These regular seminars allow you to broaden your knowledge of the subject and gain a better sense of how research develops as part of an interactive process. In particular you can:

  • hear visiting scholars from elsewhere in the UK and from overseas
  • present research in progress in a friendly and constructive environment
  • keep up-to-date with fellow art history students and staff

Digital Transformations Hub

  • Collection of more than 80,000 35mm art history slides
  • A range of hardware and software for cutting edge digital humanities research.

Visit the Digital Transformations Hub website.

crop up gallery

Get involved in our student-led curatorial group and gain valuable practical experience in leadership, design, curatorship, marketing and promotion, networking and project management.

Language learning

You can make full use of the Language Centre facilities for both research-specific learning and personal interest.

Researcher training and development

The Researcher Academy supports all postgraduate researchers at the University.

You can develop your research skills through:

  • paid work placements
  • training courses
  • public engagement opportunities

Student support

You will have access to a range of support services, including:

  • academic and disability support
  • childcare services
  • counselling service
  • faith support
  • financial support
  • visa and immigration advice
  • welfare support

Where you will learn

Centre for Research into Visual Culture

The Centre is involved with all aspects of contemporary art and visual culture. Its activities reflect the research interests of staff and students in the department.

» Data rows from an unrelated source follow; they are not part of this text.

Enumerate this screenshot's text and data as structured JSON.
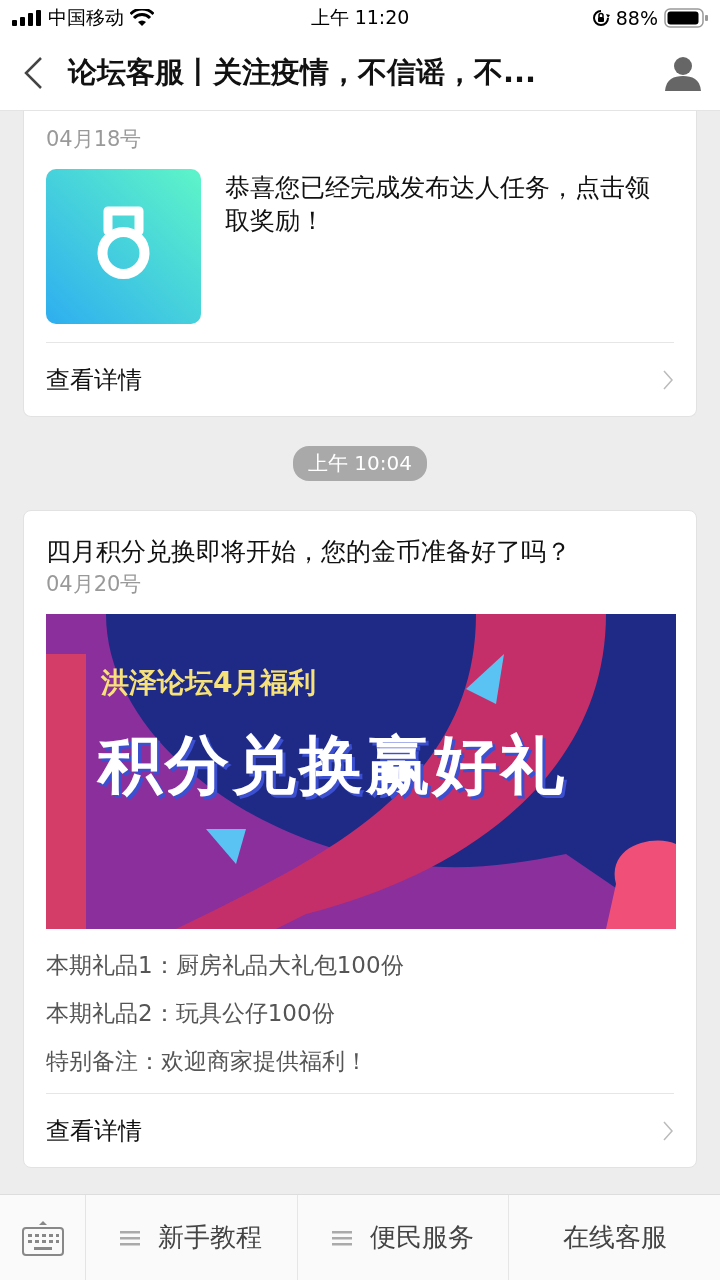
{
  "status_bar": {
    "carrier": "中国移动",
    "time": "上午 11:20",
    "battery": "88%"
  },
  "header": {
    "title": "论坛客服丨关注疫情，不信谣，不..."
  },
  "messages": [
    {
      "kind": "icon_card",
      "date": "04月18号",
      "text": "恭喜您已经完成发布达人任务，点击领取奖励！",
      "link": "查看详情"
    },
    {
      "kind": "timestamp",
      "time": "上午 10:04"
    },
    {
      "kind": "banner_card",
      "title": "四月积分兑换即将开始，您的金币准备好了吗？",
      "date": "04月20号",
      "banner": {
        "subtitle": "洪泽论坛4月福利",
        "headline": "积分兑换赢好礼"
      },
      "lines": [
        "本期礼品1：厨房礼品大礼包100份",
        "本期礼品2：玩具公仔100份",
        "特别备注：欢迎商家提供福利！"
      ],
      "link": "查看详情"
    }
  ],
  "menu_bar": {
    "items": [
      {
        "label": "新手教程",
        "has_submenu": true
      },
      {
        "label": "便民服务",
        "has_submenu": true
      },
      {
        "label": "在线客服",
        "has_submenu": false
      }
    ]
  }
}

Students attend regular seminars and symposia hosted by CRVC.

Visit the Centre's website

Careers

Whether you are considering a career in academia, industry or haven't yet decided, we’re here to support you every step of the way.

Expert staff will work with you to explore PhD career options and apply for vacancies, develop your interview skills and meet employers. You can book a one-to-one appointment, take an online course or attend a workshop.

Typically, our students are in great demand for their extensive knowledge and skills. Recent destinations include:

Galleries, museums, collections

Commercial

Other

 

The average annual salary for postgraduates from the School of Humanities was £25,563*

*HESA Graduate Outcomes 2020. The Graduate Outcomes % is derived using The Guardian University Guide methodology. The average annual salary is based on graduates working full-time within the UK.

Related courses

Research Excellence Framework

We are ranked 8th in the UK for research power (2014). The Research Excellence Framework (REF) is the system used by UK higher education funding bodies to assess research quality in universities.

  • 7th among UK history of art departments for world-leading research
  • 87% of research is of international quality in terms of originality, significance and rigour
  • More than 97% of research at Nottingham is recognised internationally
  • More than 80% of our research is ranked in the highest categories as world-leading or internationally excellent
  • 16 of our 29 subject areas feature in the UK top 10 by research power

This content was last updated on 09 November 2020. Every effort has been made to ensure that this information is accurate, but changes are likely to occur between the date of publishing and course start date. It is therefore very important to check this website for any updates before you apply.